I was very frail. Mama used to hide me so that people don’t taunt me. My head was bigger than my body and my eyes were perpetually mustard yellow like well-prepared starch served with banga soup. With every year, we feared I won’t make the next. But grandma was determined that I won’t leave before her again, so I was subjected to all sorts of prayer meetings, concoctions and scrutiny. By the time I made it to my 15th birthday, Grandma had passed on, but not without a warning.  She had told me she would die without revealing the charm she had planted to keep me on earth and threaten I wasn’t permitted to follow her to heaven. Honestly, I didn’t plan to follow grandma anywhere, her trouble on earth was already too much. I wasn’t sure I could cope with that much trouble in heaven, seeing that our being together over there was going to be till eternity.
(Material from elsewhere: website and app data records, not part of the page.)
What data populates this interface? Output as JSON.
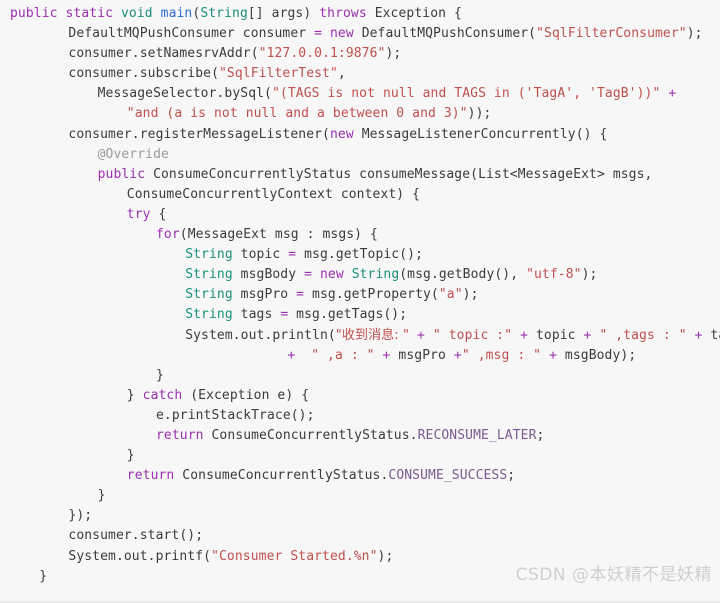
{
  "editor": {
    "background_color": "#f7f7f7",
    "language": "java",
    "font_size_px": 13,
    "line_height_px": 20,
    "colors": {
      "keyword": "#9b30b0",
      "type": "#1a8f7a",
      "function": "#2d6fd8",
      "string": "#c0504d",
      "plain": "#3b3b3b",
      "annotation": "#9a9a9a",
      "constant": "#7a5a8f"
    }
  },
  "watermark": {
    "text": "CSDN @本妖精不是妖精"
  },
  "code": {
    "lines": [
      {
        "indent": 0,
        "tokens": [
          {
            "t": "public",
            "c": "kw"
          },
          {
            "t": " ",
            "c": "plain"
          },
          {
            "t": "static",
            "c": "kw"
          },
          {
            "t": " ",
            "c": "plain"
          },
          {
            "t": "void",
            "c": "type"
          },
          {
            "t": " ",
            "c": "plain"
          },
          {
            "t": "main",
            "c": "fn"
          },
          {
            "t": "(",
            "c": "plain"
          },
          {
            "t": "String",
            "c": "type"
          },
          {
            "t": "[] args) ",
            "c": "plain"
          },
          {
            "t": "throws",
            "c": "kw"
          },
          {
            "t": " Exception {",
            "c": "plain"
          }
        ]
      },
      {
        "indent": 4,
        "tokens": [
          {
            "t": "DefaultMQPushConsumer consumer ",
            "c": "plain"
          },
          {
            "t": "=",
            "c": "op"
          },
          {
            "t": " ",
            "c": "plain"
          },
          {
            "t": "new",
            "c": "kw"
          },
          {
            "t": " DefaultMQPushConsumer(",
            "c": "plain"
          },
          {
            "t": "\"SqlFilterConsumer\"",
            "c": "str"
          },
          {
            "t": ");",
            "c": "plain"
          }
        ]
      },
      {
        "indent": 4,
        "tokens": [
          {
            "t": "consumer.setNamesrvAddr(",
            "c": "plain"
          },
          {
            "t": "\"127.0.0.1:9876\"",
            "c": "str"
          },
          {
            "t": ");",
            "c": "plain"
          }
        ]
      },
      {
        "indent": 4,
        "tokens": [
          {
            "t": "consumer.subscribe(",
            "c": "plain"
          },
          {
            "t": "\"SqlFilterTest\"",
            "c": "str"
          },
          {
            "t": ",",
            "c": "plain"
          }
        ]
      },
      {
        "indent": 6,
        "tokens": [
          {
            "t": "MessageSelector.bySql(",
            "c": "plain"
          },
          {
            "t": "\"(TAGS is not null and TAGS in ('TagA', 'TagB'))\"",
            "c": "str"
          },
          {
            "t": " ",
            "c": "plain"
          },
          {
            "t": "+",
            "c": "op"
          }
        ]
      },
      {
        "indent": 8,
        "tokens": [
          {
            "t": "\"and (a is not null and a between 0 and 3)\"",
            "c": "str"
          },
          {
            "t": "));",
            "c": "plain"
          }
        ]
      },
      {
        "indent": 4,
        "tokens": [
          {
            "t": "consumer.registerMessageListener(",
            "c": "plain"
          },
          {
            "t": "new",
            "c": "kw"
          },
          {
            "t": " MessageListenerConcurrently() {",
            "c": "plain"
          }
        ]
      },
      {
        "indent": 6,
        "tokens": [
          {
            "t": "@Override",
            "c": "anno"
          }
        ]
      },
      {
        "indent": 6,
        "tokens": [
          {
            "t": "public",
            "c": "kw"
          },
          {
            "t": " ConsumeConcurrentlyStatus consumeMessage(List<MessageExt> msgs,",
            "c": "plain"
          }
        ]
      },
      {
        "indent": 8,
        "tokens": [
          {
            "t": "ConsumeConcurrentlyContext context) {",
            "c": "plain"
          }
        ]
      },
      {
        "indent": 8,
        "tokens": [
          {
            "t": "try",
            "c": "kw"
          },
          {
            "t": " {",
            "c": "plain"
          }
        ]
      },
      {
        "indent": 10,
        "tokens": [
          {
            "t": "for",
            "c": "kw"
          },
          {
            "t": "(MessageExt msg : msgs) {",
            "c": "plain"
          }
        ]
      },
      {
        "indent": 12,
        "tokens": [
          {
            "t": "String",
            "c": "type"
          },
          {
            "t": " topic ",
            "c": "plain"
          },
          {
            "t": "=",
            "c": "op"
          },
          {
            "t": " msg.getTopic();",
            "c": "plain"
          }
        ]
      },
      {
        "indent": 12,
        "tokens": [
          {
            "t": "String",
            "c": "type"
          },
          {
            "t": " msgBody ",
            "c": "plain"
          },
          {
            "t": "=",
            "c": "op"
          },
          {
            "t": " ",
            "c": "plain"
          },
          {
            "t": "new",
            "c": "kw"
          },
          {
            "t": " ",
            "c": "plain"
          },
          {
            "t": "String",
            "c": "type"
          },
          {
            "t": "(msg.getBody(), ",
            "c": "plain"
          },
          {
            "t": "\"utf-8\"",
            "c": "str"
          },
          {
            "t": ");",
            "c": "plain"
          }
        ]
      },
      {
        "indent": 12,
        "tokens": [
          {
            "t": "String",
            "c": "type"
          },
          {
            "t": " msgPro ",
            "c": "plain"
          },
          {
            "t": "=",
            "c": "op"
          },
          {
            "t": " msg.getProperty(",
            "c": "plain"
          },
          {
            "t": "\"a\"",
            "c": "str"
          },
          {
            "t": ");",
            "c": "plain"
          }
        ]
      },
      {
        "indent": 12,
        "tokens": [
          {
            "t": "String",
            "c": "type"
          },
          {
            "t": " tags ",
            "c": "plain"
          },
          {
            "t": "=",
            "c": "op"
          },
          {
            "t": " msg.getTags();",
            "c": "plain"
          }
        ]
      },
      {
        "indent": 12,
        "tokens": [
          {
            "t": "System.out.println(",
            "c": "plain"
          },
          {
            "t": "\"收到消息: \"",
            "c": "str cjk"
          },
          {
            "t": " ",
            "c": "plain"
          },
          {
            "t": "+",
            "c": "op"
          },
          {
            "t": " ",
            "c": "plain"
          },
          {
            "t": "\" topic :\"",
            "c": "str"
          },
          {
            "t": " ",
            "c": "plain"
          },
          {
            "t": "+",
            "c": "op"
          },
          {
            "t": " topic ",
            "c": "plain"
          },
          {
            "t": "+",
            "c": "op"
          },
          {
            "t": " ",
            "c": "plain"
          },
          {
            "t": "\" ,tags : \"",
            "c": "str"
          },
          {
            "t": " ",
            "c": "plain"
          },
          {
            "t": "+",
            "c": "op"
          },
          {
            "t": " tags",
            "c": "plain"
          }
        ]
      },
      {
        "indent": 19,
        "tokens": [
          {
            "t": "+",
            "c": "op"
          },
          {
            "t": "  ",
            "c": "plain"
          },
          {
            "t": "\" ,a : \"",
            "c": "str"
          },
          {
            "t": " ",
            "c": "plain"
          },
          {
            "t": "+",
            "c": "op"
          },
          {
            "t": " msgPro ",
            "c": "plain"
          },
          {
            "t": "+",
            "c": "op"
          },
          {
            "t": "\" ,msg : \"",
            "c": "str"
          },
          {
            "t": " ",
            "c": "plain"
          },
          {
            "t": "+",
            "c": "op"
          },
          {
            "t": " msgBody);",
            "c": "plain"
          }
        ]
      },
      {
        "indent": 10,
        "tokens": [
          {
            "t": "}",
            "c": "plain"
          }
        ]
      },
      {
        "indent": 8,
        "tokens": [
          {
            "t": "} ",
            "c": "plain"
          },
          {
            "t": "catch",
            "c": "kw"
          },
          {
            "t": " (Exception e) {",
            "c": "plain"
          }
        ]
      },
      {
        "indent": 10,
        "tokens": [
          {
            "t": "e.printStackTrace();",
            "c": "plain"
          }
        ]
      },
      {
        "indent": 10,
        "tokens": [
          {
            "t": "return",
            "c": "kw"
          },
          {
            "t": " ConsumeConcurrentlyStatus.",
            "c": "plain"
          },
          {
            "t": "RECONSUME_LATER",
            "c": "const"
          },
          {
            "t": ";",
            "c": "plain"
          }
        ]
      },
      {
        "indent": 8,
        "tokens": [
          {
            "t": "}",
            "c": "plain"
          }
        ]
      },
      {
        "indent": 8,
        "tokens": [
          {
            "t": "return",
            "c": "kw"
          },
          {
            "t": " ConsumeConcurrentlyStatus.",
            "c": "plain"
          },
          {
            "t": "CONSUME_SUCCESS",
            "c": "const"
          },
          {
            "t": ";",
            "c": "plain"
          }
        ]
      },
      {
        "indent": 6,
        "tokens": [
          {
            "t": "}",
            "c": "plain"
          }
        ]
      },
      {
        "indent": 4,
        "tokens": [
          {
            "t": "});",
            "c": "plain"
          }
        ]
      },
      {
        "indent": 4,
        "tokens": [
          {
            "t": "consumer.start();",
            "c": "plain"
          }
        ]
      },
      {
        "indent": 4,
        "tokens": [
          {
            "t": "System.out.printf(",
            "c": "plain"
          },
          {
            "t": "\"Consumer Started.%n\"",
            "c": "str"
          },
          {
            "t": ");",
            "c": "plain"
          }
        ]
      },
      {
        "indent": 2,
        "tokens": [
          {
            "t": "}",
            "c": "plain"
          }
        ]
      }
    ]
  }
}
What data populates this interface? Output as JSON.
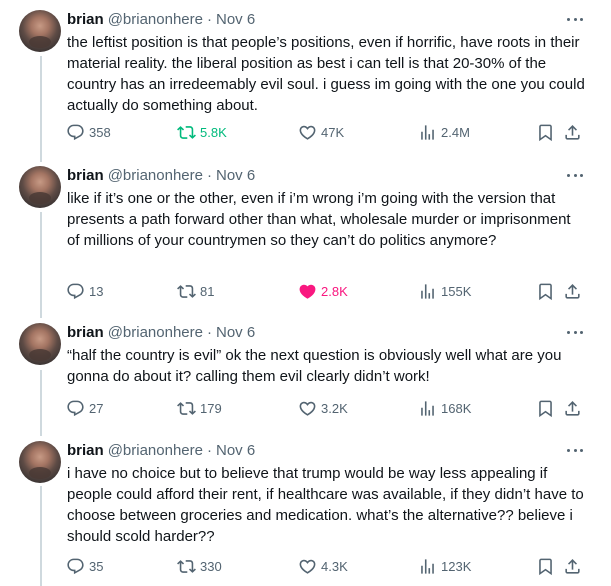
{
  "tweets": [
    {
      "name": "brian",
      "handle": "@brianonhere",
      "separator": "·",
      "date": "Nov 6",
      "text": "the leftist position is that people’s positions, even if horrific, have roots in their material reality. the liberal position as best i can tell is that 20-30% of the country has an irredeemably evil soul. i guess im going with the one you could actually do something about.",
      "replies": "358",
      "retweets": "5.8K",
      "likes": "47K",
      "views": "2.4M",
      "retweeted": true,
      "liked": false
    },
    {
      "name": "brian",
      "handle": "@brianonhere",
      "separator": "·",
      "date": "Nov 6",
      "text": "like if it’s one or the other, even if i’m wrong i’m going with the version that presents a path forward other than what, wholesale murder or imprisonment of millions of your countrymen so they can’t do politics anymore?",
      "replies": "13",
      "retweets": "81",
      "likes": "2.8K",
      "views": "155K",
      "retweeted": false,
      "liked": true
    },
    {
      "name": "brian",
      "handle": "@brianonhere",
      "separator": "·",
      "date": "Nov 6",
      "text": "“half the country is evil” ok the next question is obviously well what are you gonna do about it? calling them evil clearly didn’t work!",
      "replies": "27",
      "retweets": "179",
      "likes": "3.2K",
      "views": "168K",
      "retweeted": false,
      "liked": false
    },
    {
      "name": "brian",
      "handle": "@brianonhere",
      "separator": "·",
      "date": "Nov 6",
      "text": "i have no choice but to believe that trump would be way less appealing if people could afford their rent, if healthcare was available, if they didn’t have to choose between groceries and medication. what’s the alternative?? believe i should scold harder??",
      "replies": "35",
      "retweets": "330",
      "likes": "4.3K",
      "views": "123K",
      "retweeted": false,
      "liked": false
    }
  ],
  "icons": {
    "reply": "reply-icon",
    "retweet": "retweet-icon",
    "like": "heart-icon",
    "views": "views-chart-icon",
    "bookmark": "bookmark-icon",
    "share": "share-icon",
    "more": "more-dots-icon"
  },
  "colors": {
    "text": "#0f1419",
    "secondary": "#536471",
    "retweet_active": "#00ba7c",
    "like_active": "#f91880",
    "thread_line": "#cfd9de"
  }
}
So I told myself that I was going to live long enough and have a family of my own.

Kudos to my parents. They did all they could to help and so I blossomed.  From my 15th birthday, I went on to celebrate my 21st  and then my 23rd.  I met Jideofor at the supermarket while buying groceries. He was an orobo. You know, well rounded cute tear-bear. Being one who was constantly sheltered from the world, I was very shy meeting him. Our meeting was purely coincidental. He was standing in front of me at the cashier’s paying for his items when he accidently farted. (laughs) Geez! The fart was loud enough for me to hear. Honestly, I wasn’t irritated after all farting was perfectly a human action, and it showed good bowel movement. I knew he was embarrassed when he turned and saw me staring blankly at him, he muttered something that sounded like an apology and quickly faced forward. As I came out of the supermarket, he was waiting for me by his car ready with another apology.

“Not to worry”, at least it didn’t take me out,” I had replied, we both burst into laughter. That was the beginning of our five-year courtship. Jide as I fondly called him wanted us to get married, but I was reluctant. I was SS. I wasn’t ready to put him through the pain.

“ My genotype is AA and I love you”. He had insisted. “Moreover, you haven’t had any crisis since we met, why give up on your happiness now?”. Jide was right, the last time I had any serious crisis was when I turned 14. I was fine, very fine.

Four years into our marriage, I had not conceived. Jide didn’t seem to care. “Perhaps, it’s your condition. I’m contented and I see it as my lot”. He had said. Those words weighed heavily on me. I wanted kids, I wanted to give this man I loved children. Jide did everything to dissuade me; lavishing me with gifts, taking me out, anything to get my mind off the matter. But I was determined. I sought every available help. The doctors told me I was fine and that I just had to be patient.

Some months later we were moving homes and had to go through the rigours of packing. Jide had an urgent business meeting and so left me to do what I could. While arranging his things, I came across his old album tucked away, intrigued, I opened it and a paper fell out. It was a medical report of Jide done by his mother while in secondary school. The report talked about an illness resulting in the possibility of him becoming sterile or something like that. I searched further and discovered a short note from a doctor to his mum explaining the chances of sterility for Jide if he ever recovered from the illness. I quickly Googled the illness…  Had Jide lied to me all these years? But why? At that moment, Jideofor walked into the bedroom holding a bouquet of flowers.